Oct., 2011: “Scar Tissue,” long in development to become a TV series, is picked up by the FX network after HBO abandons the project. The series would focus on young Kiedis in California, living with Dammett, who for a time dealt drugs to celebrities. “Entourage” producers Marc Abrams and Mike Benson are tied to the project, which has no air date yet.
Dec., 2011: Asked if he could visit only one place in Michigan, Kiedis tells The Press, “Mom’s kitchen. An old dirt road along the shores of Lake Michigan. The smell of pine needles baking on the sandy shores of some forgotten bend in a faraway creek.” He later adds, “Michigan has a good reputation around the country. It definitely does in California. People may not realize just how much natural beauty the Mighty Mitten holds, but that’s part of Michigan’s charm. It’s not an over-populated mess.”
April, 2012: Both Dammett and Idema attend the Chili Peppers’ Rock ‘n’ Roll Hall of Fame induction. In his speech, Kiedis thanks them thusly: “I have a very wild father and a very mild mother and they both made me who I am. I’d like to thank my father for introducing me to the arts – for inspiring me to be a free thinker and to go find out myself. He’s a big part of mine today. And although my mother was much more sort of mild and laid back about the whole thing, I realized years later as I watched her suit up and show up for about 40 years going to work she taught me the lessons of what it is to suit up and show up and go to work every day and the gratification that comes with it. Thank you mom and dad – I love you both.” Unfortunately – and to the proud parents’ chagrin – that portion of the speech is edited out of the truncated TV simulcast of the ceremony.
This Saturday: The Chili Peppers return to Van Andel Arena for the fourth time.

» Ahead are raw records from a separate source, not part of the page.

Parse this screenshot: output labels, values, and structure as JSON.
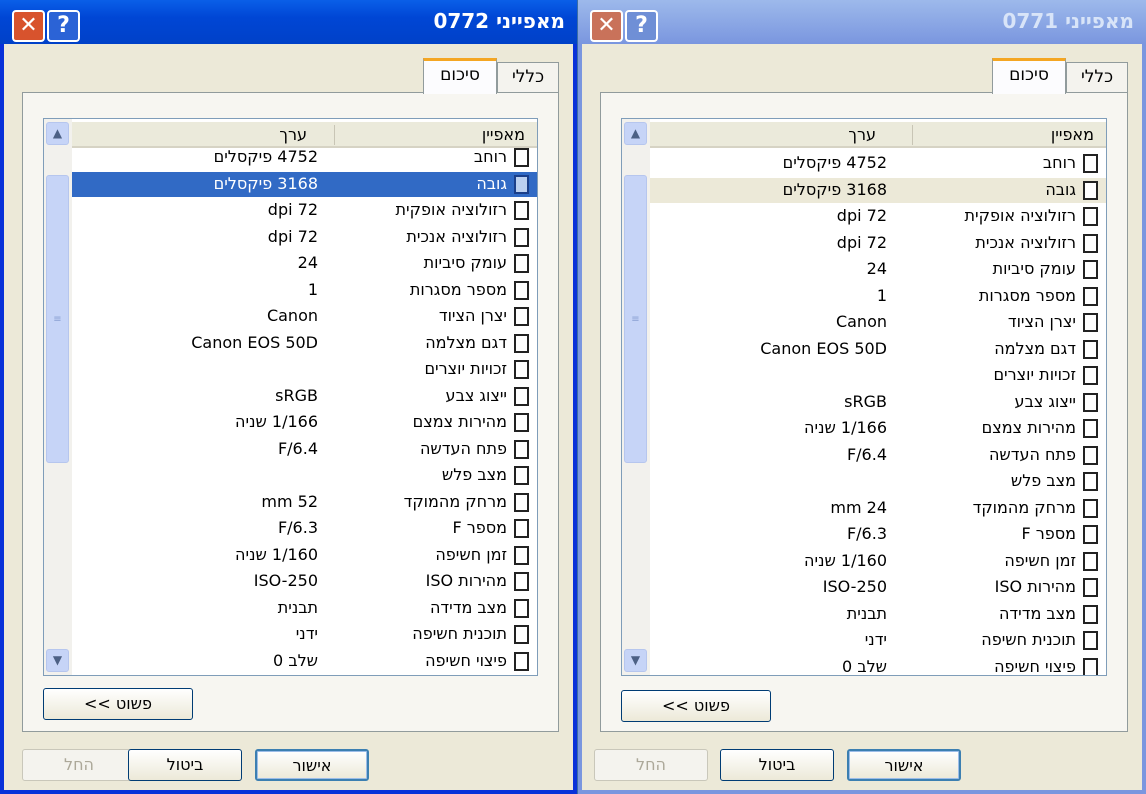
{
  "dialogs": [
    {
      "title": "מאפייני 0772",
      "active": true,
      "tabs": [
        "כללי",
        "סיכום"
      ],
      "active_tab": 1,
      "columns": {
        "property": "מאפיין",
        "value": "ערך"
      },
      "selected_row": 1,
      "rows": [
        {
          "property": "רוחב",
          "value": "4752 פיקסלים"
        },
        {
          "property": "גובה",
          "value": "3168 פיקסלים"
        },
        {
          "property": "רזולוציה אופקית",
          "value": "72 dpi"
        },
        {
          "property": "רזולוציה אנכית",
          "value": "72 dpi"
        },
        {
          "property": "עומק סיביות",
          "value": "24"
        },
        {
          "property": "מספר מסגרות",
          "value": "1"
        },
        {
          "property": "יצרן הציוד",
          "value": "Canon"
        },
        {
          "property": "דגם מצלמה",
          "value": "Canon EOS 50D"
        },
        {
          "property": "זכויות יוצרים",
          "value": ""
        },
        {
          "property": "ייצוג צבע",
          "value": "sRGB"
        },
        {
          "property": "מהירות צמצם",
          "value": "1/166 שניה"
        },
        {
          "property": "פתח העדשה",
          "value": "F/6.4"
        },
        {
          "property": "מצב פלש",
          "value": ""
        },
        {
          "property": "מרחק מהמוקד",
          "value": "52 mm"
        },
        {
          "property": "מספר F",
          "value": "F/6.3"
        },
        {
          "property": "זמן חשיפה",
          "value": "1/160 שניה"
        },
        {
          "property": "מהירות ISO",
          "value": "ISO-250"
        },
        {
          "property": "מצב מדידה",
          "value": "תבנית"
        },
        {
          "property": "תוכנית חשיפה",
          "value": "ידני"
        },
        {
          "property": "פיצוי חשיפה",
          "value": "שלב 0"
        }
      ],
      "simple_button": "<< פשוט",
      "ok": "אישור",
      "cancel": "ביטול",
      "apply": "החל"
    },
    {
      "title": "מאפייני 0771",
      "active": false,
      "tabs": [
        "כללי",
        "סיכום"
      ],
      "active_tab": 1,
      "columns": {
        "property": "מאפיין",
        "value": "ערך"
      },
      "selected_row": 1,
      "rows": [
        {
          "property": "רוחב",
          "value": "4752 פיקסלים"
        },
        {
          "property": "גובה",
          "value": "3168 פיקסלים"
        },
        {
          "property": "רזולוציה אופקית",
          "value": "72 dpi"
        },
        {
          "property": "רזולוציה אנכית",
          "value": "72 dpi"
        },
        {
          "property": "עומק סיביות",
          "value": "24"
        },
        {
          "property": "מספר מסגרות",
          "value": "1"
        },
        {
          "property": "יצרן הציוד",
          "value": "Canon"
        },
        {
          "property": "דגם מצלמה",
          "value": "Canon EOS 50D"
        },
        {
          "property": "זכויות יוצרים",
          "value": ""
        },
        {
          "property": "ייצוג צבע",
          "value": "sRGB"
        },
        {
          "property": "מהירות צמצם",
          "value": "1/166 שניה"
        },
        {
          "property": "פתח העדשה",
          "value": "F/6.4"
        },
        {
          "property": "מצב פלש",
          "value": ""
        },
        {
          "property": "מרחק מהמוקד",
          "value": "24 mm"
        },
        {
          "property": "מספר F",
          "value": "F/6.3"
        },
        {
          "property": "זמן חשיפה",
          "value": "1/160 שניה"
        },
        {
          "property": "מהירות ISO",
          "value": "ISO-250"
        },
        {
          "property": "מצב מדידה",
          "value": "תבנית"
        },
        {
          "property": "תוכנית חשיפה",
          "value": "ידני"
        },
        {
          "property": "פיצוי חשיפה",
          "value": "שלב 0"
        }
      ],
      "simple_button": "<< פשוט",
      "ok": "אישור",
      "cancel": "ביטול",
      "apply": "החל"
    }
  ]
}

Still vital and artistically viable, Kiedis and co. play on.